3 Pages 1407 Words

Virtual Reality Argumentative Essay

Have you ever heard about virtual reality applications in the field of psychology? Virtual reality (VR) enables interaction with a 3D world by creating a simulated environment, immersing users in the experience. While VR is often associated with the video game industry, there have been trials exploring its use in the healthcare sector. Neurophysiologists Ronald Melzack and Patrick D. Wall developed the 'gate control' theory of pain in the 1960s, linking pain perception to brain functions. Doctors conducted experiments with...
3 Pages 1523 Words

Essay on Mental Health in 'The Metamorphosis'

The Analyzation of Physical and Mental Strains within​ Metamorphosis Franz Kafka’s ​Metamorphosis​ gives a glimpse into the effect of abuse, and I wish to argue that Gregor took his own life in response to the mistreatment done by the Samsa family, because these factors play a vital role in why Gregor committed suicide. To prove this perspective, I will first use a source that claims Gregor sacrificed himself because he put a strain on the Samsa family. Second, I will...
3 Pages 1383 Words

Narrative Essay on Postpartum Depression

A 30-year-old mother of two in West Lafayette, Indiana states, 'It felt like a fog that descended on me, and I thought it would never leave,' The debilitating disease of Postpartum Depression causes the new mother to feel detached from their newborn child. During the first week of childbirth, mothers encounter symptoms such as intense irritability, insomnia, loss of appetite, and difficulting bonding with the newborn. A prevalent cure for downheartedness in the 19th century was an ineffective cure called...
2 Pages 797 Words

Join our 150k of happy users

  • Get original paper written according to your instructions
  • Save time for what matters most
Place an order

Fair Use Policy

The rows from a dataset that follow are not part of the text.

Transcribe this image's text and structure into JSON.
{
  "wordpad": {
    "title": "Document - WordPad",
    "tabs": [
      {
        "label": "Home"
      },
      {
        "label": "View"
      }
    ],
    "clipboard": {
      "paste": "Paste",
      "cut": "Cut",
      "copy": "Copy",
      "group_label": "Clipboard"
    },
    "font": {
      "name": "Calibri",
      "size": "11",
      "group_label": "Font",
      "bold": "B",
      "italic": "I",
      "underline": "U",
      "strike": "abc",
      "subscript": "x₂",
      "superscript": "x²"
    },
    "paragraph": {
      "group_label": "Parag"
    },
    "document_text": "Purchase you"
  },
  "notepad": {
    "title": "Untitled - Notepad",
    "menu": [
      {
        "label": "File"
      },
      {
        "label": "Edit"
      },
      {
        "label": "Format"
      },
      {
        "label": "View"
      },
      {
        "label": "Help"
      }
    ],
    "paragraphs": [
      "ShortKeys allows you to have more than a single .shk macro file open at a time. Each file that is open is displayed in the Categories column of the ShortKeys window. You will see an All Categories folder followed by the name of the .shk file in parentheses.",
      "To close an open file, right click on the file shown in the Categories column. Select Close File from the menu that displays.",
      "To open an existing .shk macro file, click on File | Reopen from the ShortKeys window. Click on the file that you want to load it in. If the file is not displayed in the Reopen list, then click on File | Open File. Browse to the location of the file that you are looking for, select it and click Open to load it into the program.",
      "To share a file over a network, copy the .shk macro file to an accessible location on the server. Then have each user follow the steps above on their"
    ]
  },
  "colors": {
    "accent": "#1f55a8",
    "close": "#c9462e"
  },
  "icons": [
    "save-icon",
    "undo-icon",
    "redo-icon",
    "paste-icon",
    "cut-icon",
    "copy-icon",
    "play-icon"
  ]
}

EduBirdie considers academic integrity to be the essential part of the learning process and does not support any violation of the academic standards. Should you have any questions regarding our Fair Use Policy or become aware of any violations, please do not hesitate to contact us via support@edubirdie.com.

Check it out!